In the state of Chihuahua in north central Mexico, there is a lead, zinc and silver mine operated by Industrias Peñoles, Mexico’s largest lead producer. Nothing particularly unusual about that, but at a depth of about 300 meters, they found something magical. During the normal process of blasting rock, they came upon a large cavern that was full of water. In fact, much of the mine is under the water table, and they have had to pump out the water as they went. They have pumped out so much water over the course of the mine, that they have created a lake in the middle of the dessert that supports a small town and a small agricultural community. (pictured to the right).

However, when they began to pump out this particular cavern, they must have thought they had entered a new dimension, for there before them, lie a cave of wonders. The floors and ceilings were lined with crystals that were huge in their own right, but still dwarfed by the large crystals that criss crossed the cave in front of them. So massive, some measured more than an meter in diameter and over 10 meters long!

The picture below might give you a small hint at the scale. That little guy in the middle of the picture is me standing among some of the crystals. And, remember, I’m 6’3″ tall!!

I can’t really describe the sensation of entering the cave. It almost defies description. We had to pass a short Physical exam to ensure we were in good health before they even considered taking us down to the cave. Then, we had to drive down the access tunnels which were big enough for a 15 passenger mini-van to drive down. It probably took 15 minutes to get to the depth, although it seemed longer. When we arrived, and got out of the van, the heat and humidity of the mine hit us, but this was nothing compared to what lay ahead.

The cave itself was closed off and a large steel door cemented over the entrance. They had to do this because people were trying to get into the cave to steal some of the crystals at night. A dangerous thing, because the temperature in the cave ranged between 50 and 58 degrees Celsius (122 to 136 degrees Fahrenheit) with 99.5% humidity! People aren’t supposed to be in there for more than 15 minutes or it can be life threatening. Our bodies are at 37 degrees, and cooler than the air, so the water in the air actually condenses inside our lungs and you can drown.  People tried some crazy things to counter this, even bringing down large garbage bags full of air to breathe while they were in the cave. Unfortunately some people did die in the attempt, so they put the locked doors there.

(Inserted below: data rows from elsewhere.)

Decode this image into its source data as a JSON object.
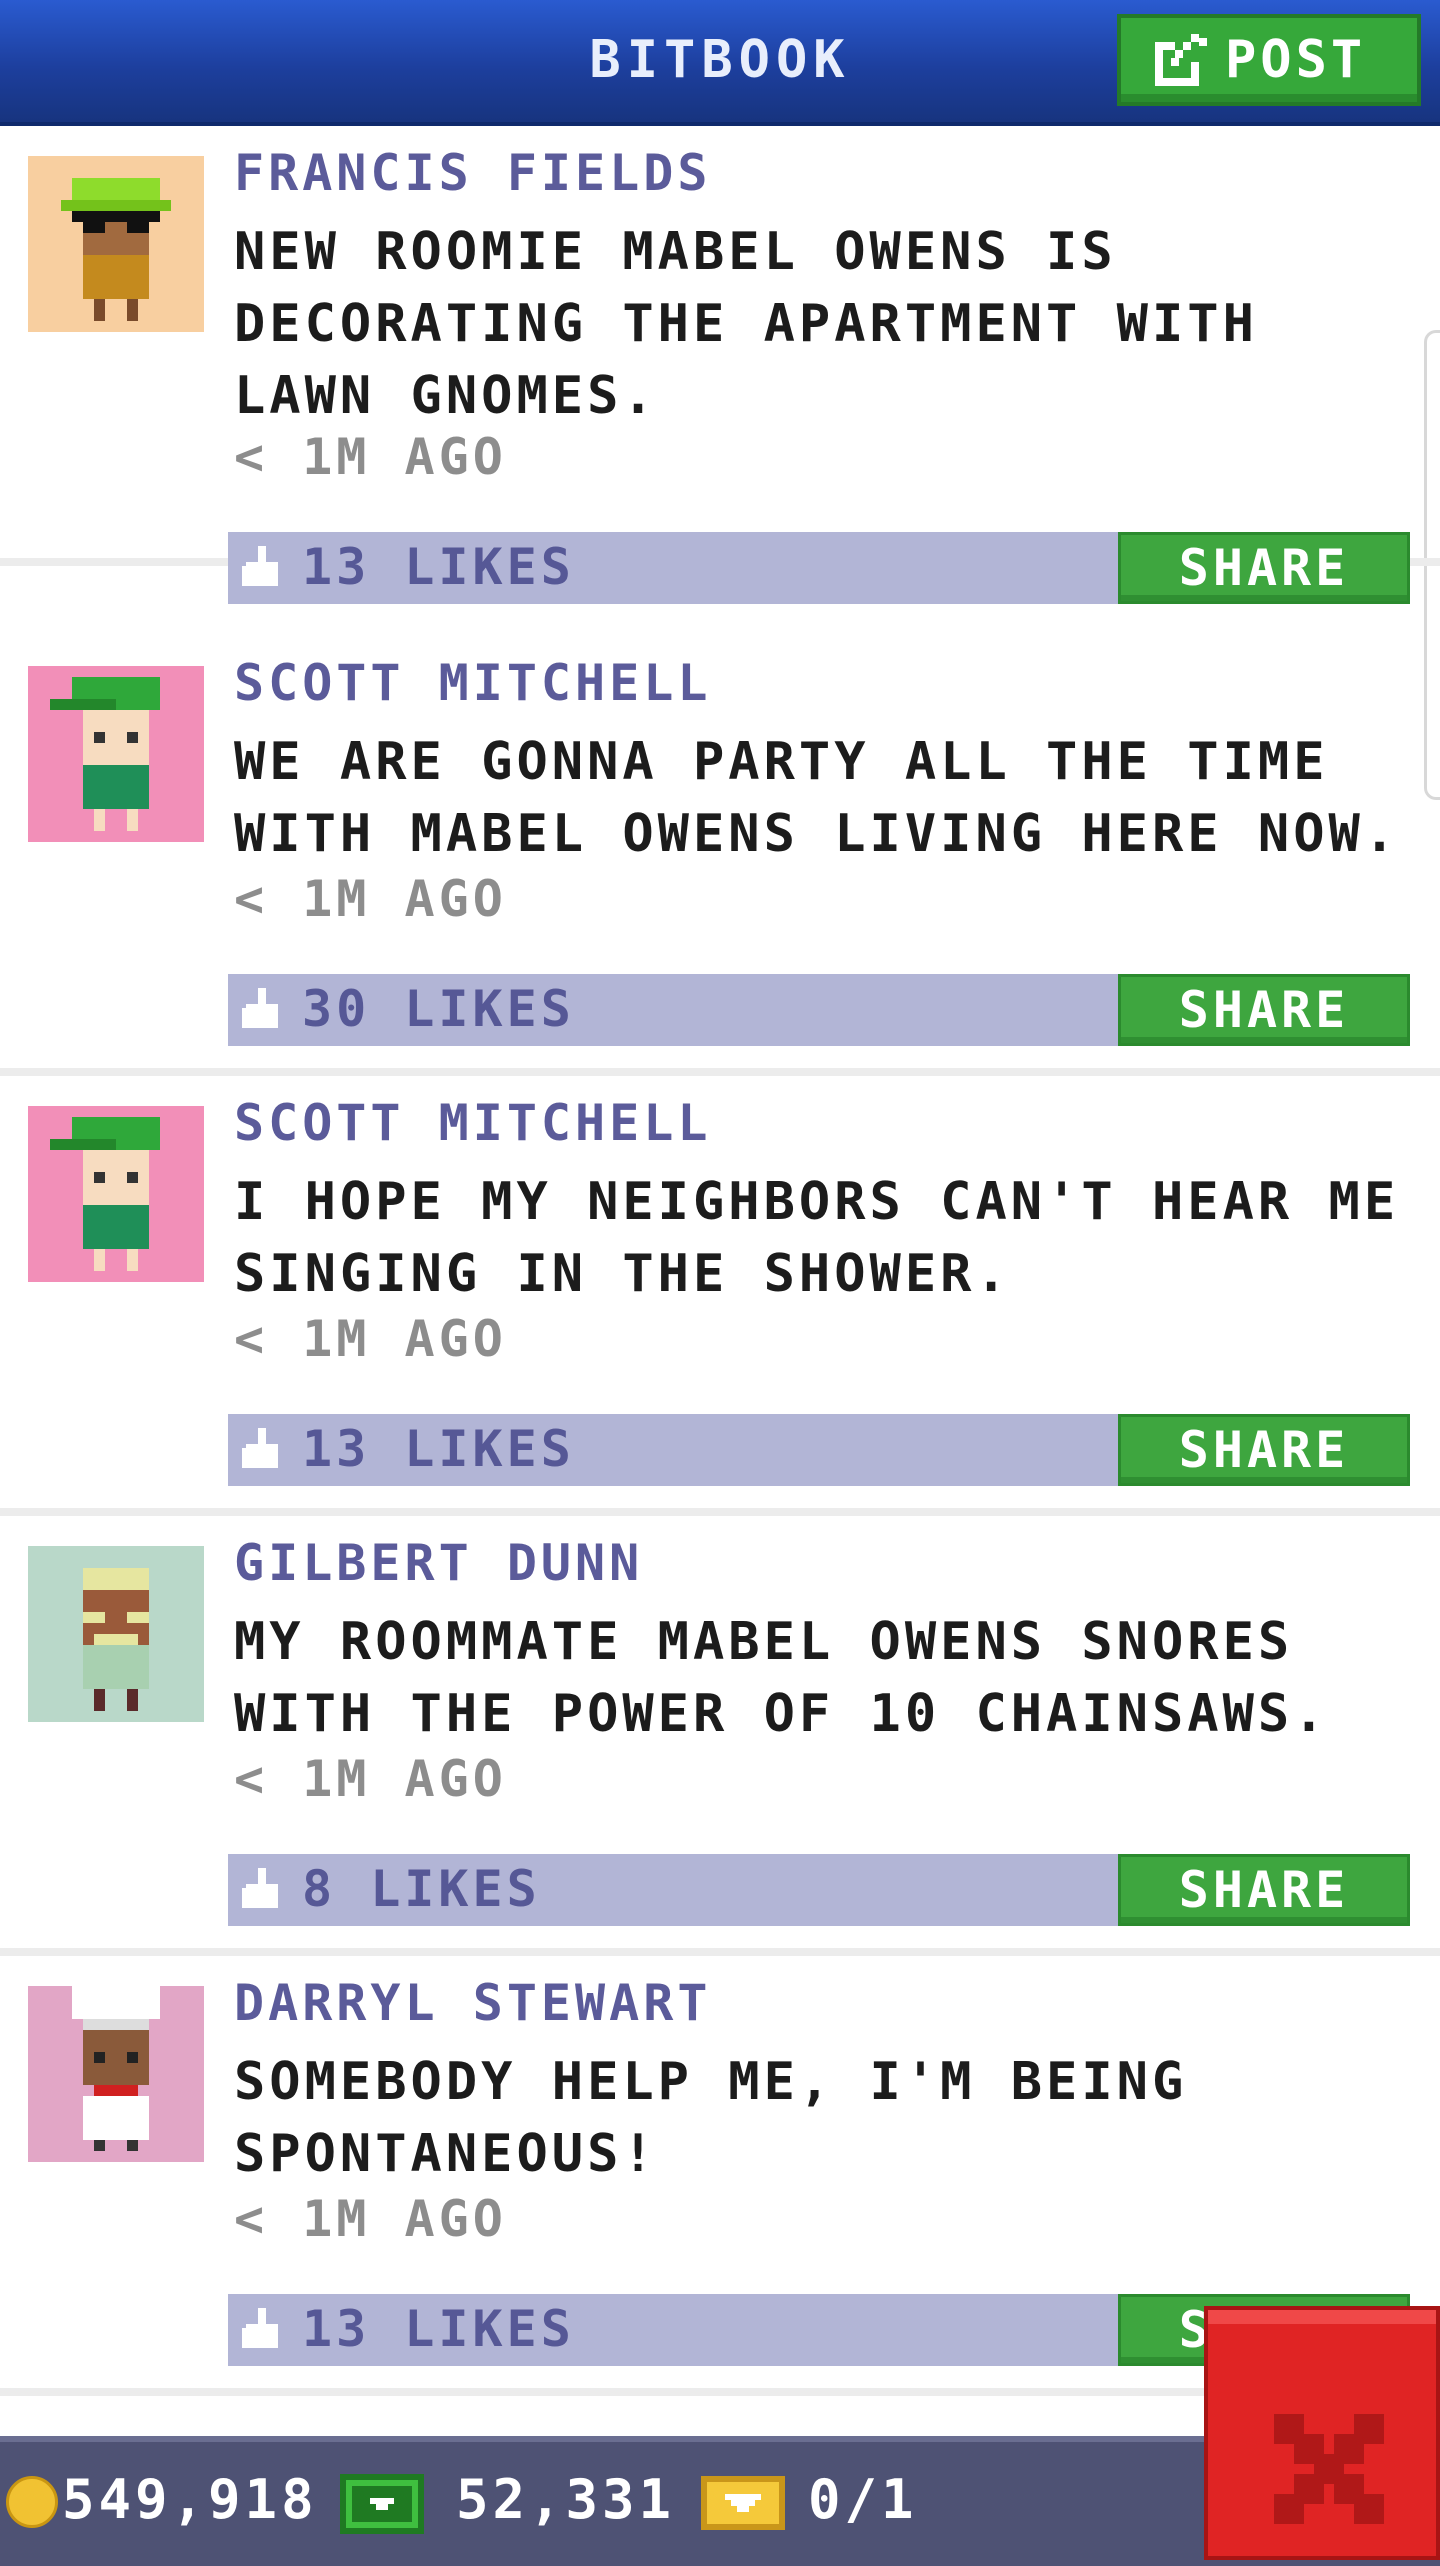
{
  "app": {
    "title": "BITBOOK",
    "post_button_label": "POST"
  },
  "posts": [
    {
      "author": "FRANCIS FIELDS",
      "message": "NEW ROOMIE MABEL OWENS IS DECORATING THE APARTMENT WITH LAWN GNOMES.",
      "time": "< 1M AGO",
      "likes": "13 LIKES",
      "share_label": "SHARE",
      "avatar_bg": "#f8cfa0"
    },
    {
      "author": "SCOTT MITCHELL",
      "message": "WE ARE GONNA PARTY ALL THE TIME WITH MABEL OWENS LIVING HERE NOW.",
      "time": "< 1M AGO",
      "likes": "30 LIKES",
      "share_label": "SHARE",
      "avatar_bg": "#f28fb8"
    },
    {
      "author": "SCOTT MITCHELL",
      "message": "I HOPE MY NEIGHBORS CAN'T HEAR ME SINGING IN THE SHOWER.",
      "time": "< 1M AGO",
      "likes": "13 LIKES",
      "share_label": "SHARE",
      "avatar_bg": "#f28fb8"
    },
    {
      "author": "GILBERT DUNN",
      "message": "MY ROOMMATE MABEL OWENS SNORES WITH THE POWER OF 10 CHAINSAWS.",
      "time": "< 1M AGO",
      "likes": "8 LIKES",
      "share_label": "SHARE",
      "avatar_bg": "#b9d8c9"
    },
    {
      "author": "DARRYL STEWART",
      "message": "SOMEBODY HELP ME, I'M BEING SPONTANEOUS!",
      "time": "< 1M AGO",
      "likes": "13 LIKES",
      "share_label": "SHARE",
      "avatar_bg": "#e2a6c6"
    }
  ],
  "status": {
    "coins": "549,918",
    "bux": "52,331",
    "tickets": "0/1"
  },
  "icons": {
    "post": "edit-icon",
    "like": "thumbs-up-icon",
    "coin": "coin-icon",
    "bux": "cash-icon",
    "ticket": "ticket-icon",
    "close": "close-icon"
  },
  "colors": {
    "header": "#1d3f9e",
    "accent_green": "#3ea63f",
    "like_bar": "#b2b5d6",
    "author_text": "#5b5b9a",
    "close_red": "#e02424"
  }
}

As we passed through the doors into the dark tunnel that led to the cave, the temperature probably jumped 10 degree.  My glasses instantly fogged up and water started to condense on my skin, and we still hadn’t even entered the cave itself. Instead we came to the sealed plexiglass enclosure that they built for people to see inside the cave from.  Normally, they don’t allow people to actually enter the cave without special permission and this was as far as they could go. We were fortunate to have obtained that permission and in we went.

As soon as they opened the plexiglass door the temperature and humidity again jumped and my glasses fogged up. For almost 25 minutes, we were able to walk and climb our way through the cave. It was so surreal. They have 4 or 5 large spot lights in the cave, just enough to illuminate the main hall. The light danced between the crystals. But along the edges where we walked, we could make out other smaller caves filled with crystals in the darkness, teasing us to go deeper. We wanted to, but our guide wouldn’t let us. We could go, he said, but the chances of making it back out wasn’t good. Our time was up and we headed out of the cave. It’s a memory that I won’t forget. Amazing.

I have learned since, that exposure to the air and the wear and tear of visitors was starting to have an effect on the crystals, so the mine owners have chosen to seal up the cave and allow it to flood again. So, for the time being, it is no longer accessible. If you want to get a better impression of it, look up “Naica, Crystal Cave” on youtube. Or you can see the raw footage we ‘professionals’ took of some of our visit here at  ….It was crazy…